When you receive a notification that someone has saved one of your pins or followed one of your boards, take a look at their Pinterest profile. You might find a board you’re interested in following, or at the very least, a few pins you would like to save.
It’s also worth taking a look at the following list of people you follow. Just head over to their profiles, and see who they follow. This is a surefire way to find more pinners with interests similar to yours.
Use Guided Search
Pinterest’s Guided Search, like its categories, makes it easy to find content based on what is popular on Pinterest. When you enter a search term, Pinterest will offer up additional words that are associated with your search term. This is a good way to refine your search and ensure that the content you’re looking for on Pinterest is even more targeted and of particular interest to you.
Interact From the Home Feed
Pinterest revealed last year that if you pin from the home feed, the Pinterest algorithm is able to serve up content at the top of your feed that is relevant to your interests. The Pinterest algorithm no longer displays content chronologically, but rather places what it thinks you will find relevant at the top of the feed.
This is actually quite similar to the new feature Twitter recently introduced, and while this concept does not lend itself to a social network like Twitter where breaking news is an integral part of the content, with Pinterest it actually works quite well.
The Pinterest algorithm takes a look at both positive interactions (repins, saves, clicks, comment) and negative interactions (hide, do nothing) with pins on the home feed and generates historical data, which it uses to predict what kinds of content users will engage with positively, and then presents the pins with the relevant content at the top.

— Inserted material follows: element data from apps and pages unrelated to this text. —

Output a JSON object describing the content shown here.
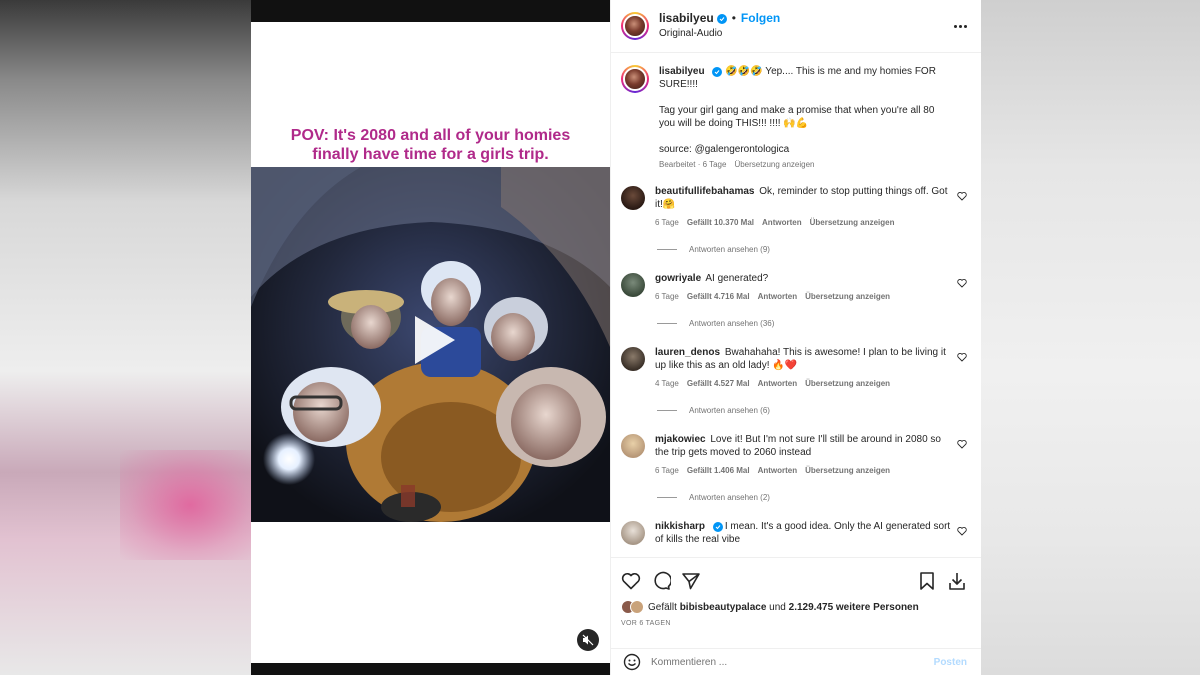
{
  "media": {
    "caption_text": "POV: It's 2080 and all of your homies\nfinally have time for a girls trip.",
    "play_icon": "play-icon",
    "mute_icon": "muted-speaker-icon"
  },
  "header": {
    "username": "lisabilyeu",
    "verified": true,
    "separator": "•",
    "follow_label": "Folgen",
    "audio": "Original-Audio"
  },
  "caption": {
    "username": "lisabilyeu",
    "line1": "🤣🤣🤣 Yep.... This is me and my homies FOR SURE!!!!",
    "line2": "Tag your girl gang and make a promise that when you're all 80 you will be doing THIS!!! !!!! 🙌💪",
    "line3": "source: @galengerontologica",
    "edited": "Bearbeitet · 6 Tage",
    "translate": "Übersetzung anzeigen"
  },
  "comments": [
    {
      "username": "beautifullifebahamas",
      "text": "Ok, reminder to stop putting things off. Got it!🤗",
      "age": "6 Tage",
      "likes": "Gefällt 10.370 Mal",
      "reply": "Antworten",
      "translate": "Übersetzung anzeigen",
      "replies": "Antworten ansehen (9)"
    },
    {
      "username": "gowriyale",
      "text": "AI generated?",
      "age": "6 Tage",
      "likes": "Gefällt 4.716 Mal",
      "reply": "Antworten",
      "translate": "Übersetzung anzeigen",
      "replies": "Antworten ansehen (36)"
    },
    {
      "username": "lauren_denos",
      "text": "Bwahahaha! This is awesome! I plan to be living it up like this as an old lady! 🔥❤️",
      "age": "4 Tage",
      "likes": "Gefällt 4.527 Mal",
      "reply": "Antworten",
      "translate": "Übersetzung anzeigen",
      "replies": "Antworten ansehen (6)"
    },
    {
      "username": "mjakowiec",
      "text": "Love it! But I'm not sure I'll still be around in 2080 so the trip gets moved to 2060 instead",
      "age": "6 Tage",
      "likes": "Gefällt 1.406 Mal",
      "reply": "Antworten",
      "translate": "Übersetzung anzeigen",
      "replies": "Antworten ansehen (2)"
    },
    {
      "username": "nikkisharp",
      "text": "I mean. It's a good idea. Only the AI generated sort of kills the real vibe"
    }
  ],
  "actions": {
    "likes_prefix": "Gefällt",
    "likes_user": "bibisbeautypalace",
    "likes_and": "und",
    "likes_count": "2.129.475 weitere Personen",
    "time_ago": "VOR 6 TAGEN",
    "comment_placeholder": "Kommentieren ...",
    "post_label": "Posten"
  },
  "colors": {
    "accent": "#0095f6",
    "caption_pink": "#b02a8a"
  }
}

In my experience, my home feed is often refreshed with pins similar to the most recent items I have pinned.
Pinterest is continuing to refine that algorithm, so continuing to interact from the home feed will likely contribute to a better experience for you. And Pinterest engineers say that the feature has worked very well. They write on the Engineering blog, “With each iteration, we’ve observed significant boosts in Pinner engagement, including an increase in the home feed repinner count by more than 20 percent.”
Check the Website
Sometimes when you’re on Pinterest, particularly on your phone or tablet, it’s easy to forget that there’s a lot of content beyond the walls of the social network. Be sure to click on the links to see if there’s more interesting content on that website.
If you really don’t want to leave Pinterest at all, there’s a feature that allows you to see other content pinned from any given website with just one click of a button. When you open a pin, directly underneath the image, it should tell you where the pin was saved from. If you click that link, rather than clicking through on the image itself, you can see all the pins saved from that site. (In cases, however, where that website has a Pinterest account — clicking on that link will take you to their Pinterest profile instead.)
How do you find the most interesting content on Pinterest? Let us know in the comments.